Corine Redmon, the owner of both Maggie and Nixon, was walking her two dogs in September when all of them were struck by a car -- and all suffered ACL tears. "I'm in physical therapy three days a week and they're in physical therapy two days a week," said Redmon, a massage therapist.
"He's like a puppy again," she added, marveling at Nixon's improvement.
Veterinary referrals account for most of the business at the clinic, sometimes known by the acronym CARE.
"We send a great deal of patients to CARE," said Bruyette, "especially postoperative orthopedic and neurological patients that are going to require long-term physical therapy. The folks at CARE know what they are doing."
As this kind of therapy becomes more common, Bruyette said, he's concerned that people offering it be properly trained.
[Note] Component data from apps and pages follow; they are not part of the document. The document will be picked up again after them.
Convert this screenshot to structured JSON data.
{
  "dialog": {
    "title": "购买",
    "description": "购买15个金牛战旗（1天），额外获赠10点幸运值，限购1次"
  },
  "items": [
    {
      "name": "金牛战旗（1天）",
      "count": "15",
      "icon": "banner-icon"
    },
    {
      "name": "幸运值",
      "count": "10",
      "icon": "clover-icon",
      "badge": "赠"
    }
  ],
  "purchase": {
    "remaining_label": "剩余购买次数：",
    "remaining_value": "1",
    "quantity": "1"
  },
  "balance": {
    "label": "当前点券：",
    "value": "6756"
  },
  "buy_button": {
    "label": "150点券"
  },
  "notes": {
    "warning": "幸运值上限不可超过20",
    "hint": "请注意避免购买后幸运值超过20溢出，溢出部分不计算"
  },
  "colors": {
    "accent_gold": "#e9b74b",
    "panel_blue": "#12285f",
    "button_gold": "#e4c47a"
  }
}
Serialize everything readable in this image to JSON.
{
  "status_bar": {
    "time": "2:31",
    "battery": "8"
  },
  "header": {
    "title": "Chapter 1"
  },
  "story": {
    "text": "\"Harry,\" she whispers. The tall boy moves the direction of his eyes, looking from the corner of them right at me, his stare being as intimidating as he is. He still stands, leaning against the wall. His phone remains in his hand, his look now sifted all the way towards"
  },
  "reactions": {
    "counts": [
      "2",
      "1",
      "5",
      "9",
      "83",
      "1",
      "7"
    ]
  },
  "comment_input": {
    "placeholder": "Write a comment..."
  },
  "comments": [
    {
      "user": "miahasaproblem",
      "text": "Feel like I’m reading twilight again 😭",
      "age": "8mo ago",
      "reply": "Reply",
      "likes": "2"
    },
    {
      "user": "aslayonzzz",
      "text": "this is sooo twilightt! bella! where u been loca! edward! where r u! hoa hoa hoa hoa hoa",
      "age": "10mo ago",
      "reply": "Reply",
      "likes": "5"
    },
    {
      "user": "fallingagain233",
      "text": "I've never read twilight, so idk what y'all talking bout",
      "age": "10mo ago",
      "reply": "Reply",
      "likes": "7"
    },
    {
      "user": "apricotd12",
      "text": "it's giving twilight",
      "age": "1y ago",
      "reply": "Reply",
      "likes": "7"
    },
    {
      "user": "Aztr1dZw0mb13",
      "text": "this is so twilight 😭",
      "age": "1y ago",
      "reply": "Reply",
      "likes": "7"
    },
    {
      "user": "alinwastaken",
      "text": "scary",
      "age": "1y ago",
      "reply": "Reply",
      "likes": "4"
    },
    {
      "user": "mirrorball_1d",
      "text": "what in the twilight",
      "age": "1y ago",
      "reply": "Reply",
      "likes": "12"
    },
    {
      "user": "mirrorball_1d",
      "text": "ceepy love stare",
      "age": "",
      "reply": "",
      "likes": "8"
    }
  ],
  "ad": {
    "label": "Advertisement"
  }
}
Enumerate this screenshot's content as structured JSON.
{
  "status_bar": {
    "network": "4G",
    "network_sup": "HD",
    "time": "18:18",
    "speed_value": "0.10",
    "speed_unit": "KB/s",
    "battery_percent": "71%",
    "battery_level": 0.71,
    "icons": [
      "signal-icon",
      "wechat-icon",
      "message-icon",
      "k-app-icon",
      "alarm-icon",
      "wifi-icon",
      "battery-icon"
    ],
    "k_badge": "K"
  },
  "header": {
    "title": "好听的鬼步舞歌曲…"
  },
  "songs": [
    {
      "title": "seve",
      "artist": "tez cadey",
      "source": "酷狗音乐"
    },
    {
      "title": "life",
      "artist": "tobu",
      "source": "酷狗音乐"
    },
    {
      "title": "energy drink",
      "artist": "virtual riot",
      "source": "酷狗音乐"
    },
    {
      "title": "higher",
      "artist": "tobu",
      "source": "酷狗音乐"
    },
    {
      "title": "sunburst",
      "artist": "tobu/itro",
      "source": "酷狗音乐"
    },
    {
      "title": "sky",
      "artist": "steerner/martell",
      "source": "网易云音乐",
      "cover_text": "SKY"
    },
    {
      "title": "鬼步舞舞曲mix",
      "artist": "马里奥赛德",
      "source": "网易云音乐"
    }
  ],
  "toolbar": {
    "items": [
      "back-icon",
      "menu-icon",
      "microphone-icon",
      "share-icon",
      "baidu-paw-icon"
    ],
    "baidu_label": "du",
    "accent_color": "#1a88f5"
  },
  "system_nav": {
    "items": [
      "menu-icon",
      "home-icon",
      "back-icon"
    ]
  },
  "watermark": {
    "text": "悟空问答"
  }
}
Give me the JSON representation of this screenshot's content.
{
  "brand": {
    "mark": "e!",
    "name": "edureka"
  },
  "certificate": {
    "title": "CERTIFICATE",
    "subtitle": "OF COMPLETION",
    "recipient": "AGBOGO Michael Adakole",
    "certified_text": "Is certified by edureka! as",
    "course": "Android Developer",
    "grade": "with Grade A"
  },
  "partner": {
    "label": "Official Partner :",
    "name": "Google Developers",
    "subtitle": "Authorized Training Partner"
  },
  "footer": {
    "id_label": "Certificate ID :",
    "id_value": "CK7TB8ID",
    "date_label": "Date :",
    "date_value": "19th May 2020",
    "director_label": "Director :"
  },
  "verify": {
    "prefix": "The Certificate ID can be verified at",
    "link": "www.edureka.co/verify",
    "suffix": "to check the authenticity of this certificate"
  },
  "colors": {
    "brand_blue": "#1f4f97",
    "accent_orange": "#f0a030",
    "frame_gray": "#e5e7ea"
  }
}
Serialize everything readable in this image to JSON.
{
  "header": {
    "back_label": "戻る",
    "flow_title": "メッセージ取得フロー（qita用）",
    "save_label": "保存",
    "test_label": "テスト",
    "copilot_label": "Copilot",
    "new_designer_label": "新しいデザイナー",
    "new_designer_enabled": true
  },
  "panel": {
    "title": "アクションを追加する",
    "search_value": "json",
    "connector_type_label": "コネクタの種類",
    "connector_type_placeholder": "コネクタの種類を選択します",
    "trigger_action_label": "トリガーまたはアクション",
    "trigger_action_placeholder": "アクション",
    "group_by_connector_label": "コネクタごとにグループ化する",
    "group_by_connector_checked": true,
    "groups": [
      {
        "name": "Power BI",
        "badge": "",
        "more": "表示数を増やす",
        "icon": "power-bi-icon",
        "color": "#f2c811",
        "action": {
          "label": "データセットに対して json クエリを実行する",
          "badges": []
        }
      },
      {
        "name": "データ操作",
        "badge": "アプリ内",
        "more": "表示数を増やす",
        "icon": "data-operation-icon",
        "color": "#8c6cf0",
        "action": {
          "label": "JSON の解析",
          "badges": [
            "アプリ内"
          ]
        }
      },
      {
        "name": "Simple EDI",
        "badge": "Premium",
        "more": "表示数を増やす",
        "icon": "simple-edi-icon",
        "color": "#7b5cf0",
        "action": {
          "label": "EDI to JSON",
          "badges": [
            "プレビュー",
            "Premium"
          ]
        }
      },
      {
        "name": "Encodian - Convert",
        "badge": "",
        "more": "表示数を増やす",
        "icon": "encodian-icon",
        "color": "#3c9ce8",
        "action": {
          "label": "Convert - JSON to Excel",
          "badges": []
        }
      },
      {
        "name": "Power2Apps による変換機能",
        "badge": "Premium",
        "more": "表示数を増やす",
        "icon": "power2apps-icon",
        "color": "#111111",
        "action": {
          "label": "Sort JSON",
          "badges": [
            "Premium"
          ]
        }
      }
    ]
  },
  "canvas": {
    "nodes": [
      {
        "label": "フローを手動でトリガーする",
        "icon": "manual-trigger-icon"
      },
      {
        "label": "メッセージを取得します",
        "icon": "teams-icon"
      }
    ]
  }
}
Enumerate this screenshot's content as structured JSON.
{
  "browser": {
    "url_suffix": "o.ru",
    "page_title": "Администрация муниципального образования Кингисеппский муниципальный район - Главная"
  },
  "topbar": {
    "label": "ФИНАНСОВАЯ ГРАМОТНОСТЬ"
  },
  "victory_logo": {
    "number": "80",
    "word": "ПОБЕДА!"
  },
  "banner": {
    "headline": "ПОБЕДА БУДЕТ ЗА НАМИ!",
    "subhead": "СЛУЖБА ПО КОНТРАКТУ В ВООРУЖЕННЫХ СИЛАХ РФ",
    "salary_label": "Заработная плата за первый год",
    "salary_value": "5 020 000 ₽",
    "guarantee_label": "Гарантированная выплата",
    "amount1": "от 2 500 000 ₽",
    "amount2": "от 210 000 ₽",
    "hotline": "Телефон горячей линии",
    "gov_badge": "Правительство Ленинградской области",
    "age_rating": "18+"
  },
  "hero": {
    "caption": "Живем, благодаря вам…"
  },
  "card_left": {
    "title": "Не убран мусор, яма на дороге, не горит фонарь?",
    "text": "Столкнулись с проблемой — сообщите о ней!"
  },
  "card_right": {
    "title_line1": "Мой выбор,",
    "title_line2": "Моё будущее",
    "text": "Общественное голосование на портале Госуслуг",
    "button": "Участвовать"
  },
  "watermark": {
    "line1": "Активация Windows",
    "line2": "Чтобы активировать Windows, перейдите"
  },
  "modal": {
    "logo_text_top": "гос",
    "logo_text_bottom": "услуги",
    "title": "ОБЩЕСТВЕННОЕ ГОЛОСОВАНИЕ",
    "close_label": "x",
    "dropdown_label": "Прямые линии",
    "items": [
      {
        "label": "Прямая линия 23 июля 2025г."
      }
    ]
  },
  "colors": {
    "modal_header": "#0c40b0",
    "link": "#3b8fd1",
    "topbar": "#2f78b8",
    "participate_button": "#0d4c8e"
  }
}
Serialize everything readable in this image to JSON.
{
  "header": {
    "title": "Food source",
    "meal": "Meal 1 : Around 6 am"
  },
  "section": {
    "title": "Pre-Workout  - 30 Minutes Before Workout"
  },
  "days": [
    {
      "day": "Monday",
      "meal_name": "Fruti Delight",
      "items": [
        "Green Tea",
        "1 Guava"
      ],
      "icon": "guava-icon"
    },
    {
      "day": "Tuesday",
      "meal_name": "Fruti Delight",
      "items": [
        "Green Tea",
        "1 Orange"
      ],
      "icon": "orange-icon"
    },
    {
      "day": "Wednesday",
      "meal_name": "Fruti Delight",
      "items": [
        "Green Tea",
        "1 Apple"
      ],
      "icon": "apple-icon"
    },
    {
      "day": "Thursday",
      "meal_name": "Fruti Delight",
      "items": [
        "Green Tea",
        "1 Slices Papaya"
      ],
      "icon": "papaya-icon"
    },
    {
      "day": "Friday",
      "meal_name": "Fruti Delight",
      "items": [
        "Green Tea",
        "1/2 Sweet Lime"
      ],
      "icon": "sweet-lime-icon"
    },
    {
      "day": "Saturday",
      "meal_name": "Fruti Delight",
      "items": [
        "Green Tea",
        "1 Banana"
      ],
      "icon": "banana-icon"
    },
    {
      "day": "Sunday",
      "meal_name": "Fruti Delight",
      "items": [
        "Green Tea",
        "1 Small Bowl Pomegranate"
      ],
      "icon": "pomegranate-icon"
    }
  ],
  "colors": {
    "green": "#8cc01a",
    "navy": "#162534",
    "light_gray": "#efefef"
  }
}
Veterinarian Bill Grant, president of the California Veterinary Medical Assn., echoes that: "As long as there is veterinary supervision on site, I think these ancillary treatment modalities are fine."
Earlier, Nixon lay prone on a mat as Kramer massaged his muscles and stretched his back right leg to improve flexibility.
"The first time I walked in, I thought, 'How is this going to work?' " said Jan Wieringa, a commercial producer and owner of Alaska, a Siberian Husky who's nearing her 12th birthday. "All these dogs together? But I haven't seen one skirmish."
Alaska, bedeviled by back pain, cancer in her front left leg and recuperation from surgery for an ACL tear, was gamely walking on an inclined dry treadmill. She's also carrying an extra 10 pounds.
"It's so hard to lose weight," Wieringa -- herself tall and slender -- said with a sigh. "She just lives for food."
Waldman's and Kramer's most delicate task involves jolting the egos of sensitive owners when they tell them that their pets with sore joints are, well, fat. "Ninety-five percent of the pets that come in here are overweight," Kramer said.
Most owners accept that diagnosis. "We do have a few clients who are actually appalled that we tell them that their pet is overweight," Kramer added. "They're like, 'Nooo, he's just a big boy!' "
Back in the water therapy room, Blackjack, a 2-year-old Bernese mountain dog, confidently trod on the treadmill, his plume of tail held high above the 20 inches of water in the tank. After an eight-week course of rehab, his arthritic elbows -- yes, dogs have elbows -- are better, and he's shed 10 pounds from his massive body.
"I have some relatives visiting and I said, 'I have to pick up my dog from physical therapy,' " said Sharon Graves, a venture capitalist, as she waited in the reception area for Blackjack. "And they started laughing and said, 'That's such an L.A. thing.' I said, 'You don't understand. It's helping!' "